  19. Joe Szott

    Joe Szott Screenwriter

    Joined:
    Feb 22, 2002
    Messages:
    1,962
    Likes Received:
    0
    Trophy Points:
    0



    This is the best analogy I've ever read in a message board and completely on the mark. Kids are a total pain in the ass, I can't tell you how many times I wished I could tranq my two boys with some sort of animal dart so I could finish watching an hour long show on TV. But they are also the best part of a parent's life, having a good day out with your kids is like bliss on tap.

    I don't know your friends Colton, but if they are anything like us as parents they don't really want to be away from their children. Sure, for a movie or a dinner or one night is awesome, but after that you really want 'family' time again. I might enjoy 6 flags or the zoo by myself, but the fun of doing it with my 4 yr old and seeing him jump up and down in excitement at the Carousel is just beyond words. Doing the rides without him would be fun, but not in the same ballpark of enjoyment.

    You can't separate them from your life, and if you are a involved parent you don't want to. So maybe your friends would go to Six Flags with you, but a whole weekend is really asking a lot. I would try for something closer that can be done in one day.

    I don't know though, different strokes for different folks. Maybe they would love it, go ahead and ask them. But don't present it as 'your kids are dragging us down', better to say 'hey, we were going to 6 flags anyway and were wondering if you guys wanted an adults weekend away?'
     
  20. Joe Szott

    Joe Szott Screenwriter

    Joined:
    Feb 22, 2002
    Messages:
    1,962
    Likes Received:
    0
    Trophy Points:
    0


    You know, it sounds cliche but they should watch a few of those Nanny shows on TV. The methods are actually quite sound, we added them to our bag of tricks and our kids (never too bad) are much better behaved. Timeouts work but the process of giving them are as important as using them at all. I think your friends are overwhelmed IMO. Raising kids is easy, supporting and developing them is hard.
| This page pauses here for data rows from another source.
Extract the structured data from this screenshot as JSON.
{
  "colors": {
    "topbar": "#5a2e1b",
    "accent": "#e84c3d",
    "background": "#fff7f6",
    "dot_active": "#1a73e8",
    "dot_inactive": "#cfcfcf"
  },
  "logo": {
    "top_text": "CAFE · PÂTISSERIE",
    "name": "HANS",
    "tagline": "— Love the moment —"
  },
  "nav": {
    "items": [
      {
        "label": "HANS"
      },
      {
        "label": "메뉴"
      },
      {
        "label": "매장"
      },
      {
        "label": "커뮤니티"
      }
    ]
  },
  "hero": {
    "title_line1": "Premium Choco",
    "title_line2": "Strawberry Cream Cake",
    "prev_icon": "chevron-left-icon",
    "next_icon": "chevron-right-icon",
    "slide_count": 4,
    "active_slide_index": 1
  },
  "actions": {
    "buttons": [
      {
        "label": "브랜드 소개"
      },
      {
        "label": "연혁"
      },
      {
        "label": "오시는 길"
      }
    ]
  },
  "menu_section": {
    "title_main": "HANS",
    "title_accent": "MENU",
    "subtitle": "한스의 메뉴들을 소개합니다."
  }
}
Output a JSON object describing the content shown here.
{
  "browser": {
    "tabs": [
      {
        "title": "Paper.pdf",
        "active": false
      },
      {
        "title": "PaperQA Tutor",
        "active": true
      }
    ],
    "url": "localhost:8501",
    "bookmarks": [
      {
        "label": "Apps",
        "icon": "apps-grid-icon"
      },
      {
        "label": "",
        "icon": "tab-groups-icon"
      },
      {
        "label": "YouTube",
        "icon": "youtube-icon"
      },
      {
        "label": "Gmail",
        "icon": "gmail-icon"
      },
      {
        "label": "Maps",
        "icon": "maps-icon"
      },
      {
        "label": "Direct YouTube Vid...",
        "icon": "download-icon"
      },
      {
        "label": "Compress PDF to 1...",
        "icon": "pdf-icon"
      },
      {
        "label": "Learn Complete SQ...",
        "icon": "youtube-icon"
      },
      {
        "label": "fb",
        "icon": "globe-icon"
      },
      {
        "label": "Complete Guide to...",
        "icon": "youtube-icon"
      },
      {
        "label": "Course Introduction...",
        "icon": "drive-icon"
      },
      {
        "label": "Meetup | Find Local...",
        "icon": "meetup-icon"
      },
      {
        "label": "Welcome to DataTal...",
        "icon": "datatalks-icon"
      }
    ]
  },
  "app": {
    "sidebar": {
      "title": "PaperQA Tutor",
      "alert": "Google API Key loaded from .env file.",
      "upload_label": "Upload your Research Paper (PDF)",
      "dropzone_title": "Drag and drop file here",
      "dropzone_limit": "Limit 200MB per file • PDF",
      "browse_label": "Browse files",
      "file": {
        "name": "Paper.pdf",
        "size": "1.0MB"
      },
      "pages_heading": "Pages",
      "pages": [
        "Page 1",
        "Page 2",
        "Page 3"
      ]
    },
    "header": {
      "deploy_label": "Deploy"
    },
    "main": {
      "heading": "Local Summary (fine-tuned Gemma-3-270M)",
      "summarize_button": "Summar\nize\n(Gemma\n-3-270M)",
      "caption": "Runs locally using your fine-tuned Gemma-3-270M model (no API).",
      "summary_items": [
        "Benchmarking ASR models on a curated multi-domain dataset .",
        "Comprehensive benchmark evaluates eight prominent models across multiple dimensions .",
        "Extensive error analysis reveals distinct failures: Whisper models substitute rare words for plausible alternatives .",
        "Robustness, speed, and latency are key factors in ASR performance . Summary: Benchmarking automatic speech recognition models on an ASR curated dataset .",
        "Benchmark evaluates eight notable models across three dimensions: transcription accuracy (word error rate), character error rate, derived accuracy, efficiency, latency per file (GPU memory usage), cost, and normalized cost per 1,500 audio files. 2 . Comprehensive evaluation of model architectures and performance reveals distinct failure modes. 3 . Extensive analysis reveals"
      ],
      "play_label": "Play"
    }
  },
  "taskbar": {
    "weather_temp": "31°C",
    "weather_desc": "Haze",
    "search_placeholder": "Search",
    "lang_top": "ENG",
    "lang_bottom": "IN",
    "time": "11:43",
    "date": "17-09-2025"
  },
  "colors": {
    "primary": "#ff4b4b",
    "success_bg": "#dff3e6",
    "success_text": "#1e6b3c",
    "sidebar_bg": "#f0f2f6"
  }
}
    A little insight for the single folks: kids have a 1-3 hour window (depending an age) in which they can do any one thing and behave. After that, you can either give them something else to do or watch the slow meltdown into wild mis-behavement. No matter what, after 4-5 hours kids get tired and need some down time. The odd thing here is that when adults get tired, they sit down and rest. When kids get tired, they get more active and out of control. This is true for 99% of all kids. So when you see kids going crazy, screaming, and such at a gathering in the 4th hour, understand that they aren't full of energy, they are tired as hell. Until the parents take them someplace quiet and let them calm down (nap?), the behavior won't change.

    This is why people will kids will show up to a party for like 2-3 hours and bail even though the kids are being good. They know what their 'golden window' is and are getting out before the meltdown kicks into high gear. Believe me, it's better that way for everyone [​IMG]
     

Share This Page